### [RECORDS SUPPLIED]
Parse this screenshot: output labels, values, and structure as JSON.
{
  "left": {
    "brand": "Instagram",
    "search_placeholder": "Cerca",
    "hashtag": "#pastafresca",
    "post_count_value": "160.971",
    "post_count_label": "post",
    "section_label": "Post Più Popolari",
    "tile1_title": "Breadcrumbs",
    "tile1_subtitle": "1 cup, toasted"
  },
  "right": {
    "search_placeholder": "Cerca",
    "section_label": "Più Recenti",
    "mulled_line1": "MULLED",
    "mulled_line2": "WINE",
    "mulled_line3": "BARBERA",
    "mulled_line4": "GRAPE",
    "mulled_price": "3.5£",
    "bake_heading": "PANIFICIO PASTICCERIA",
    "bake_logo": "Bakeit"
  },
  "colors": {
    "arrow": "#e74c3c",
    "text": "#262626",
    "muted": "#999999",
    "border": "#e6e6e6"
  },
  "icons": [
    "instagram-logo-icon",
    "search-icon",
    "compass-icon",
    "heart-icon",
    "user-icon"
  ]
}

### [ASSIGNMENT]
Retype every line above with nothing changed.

### [REPLY]
Parse this screenshot: output labels, values, and structure as JSON.
{
  "left": {
    "brand": "Instagram",
    "search_placeholder": "Cerca",
    "hashtag": "#pastafresca",
    "post_count_value": "160.971",
    "post_count_label": "post",
    "section_label": "Post Più Popolari",
    "tile1_title": "Breadcrumbs",
    "tile1_subtitle": "1 cup, toasted"
  },
  "right": {
    "search_placeholder": "Cerca",
    "section_label": "Più Recenti",
    "mulled_line1": "MULLED",
    "mulled_line2": "WINE",
    "mulled_line3": "BARBERA",
    "mulled_line4": "GRAPE",
    "mulled_price": "3.5£",
    "bake_heading": "PANIFICIO PASTICCERIA",
    "bake_logo": "Bakeit"
  },
  "colors": {
    "arrow": "#e74c3c",
    "text": "#262626",
    "muted": "#999999",
    "border": "#e6e6e6"
  },
  "icons": [
    "instagram-logo-icon",
    "search-icon",
    "compass-icon",
    "heart-icon",
    "user-icon"
  ]
}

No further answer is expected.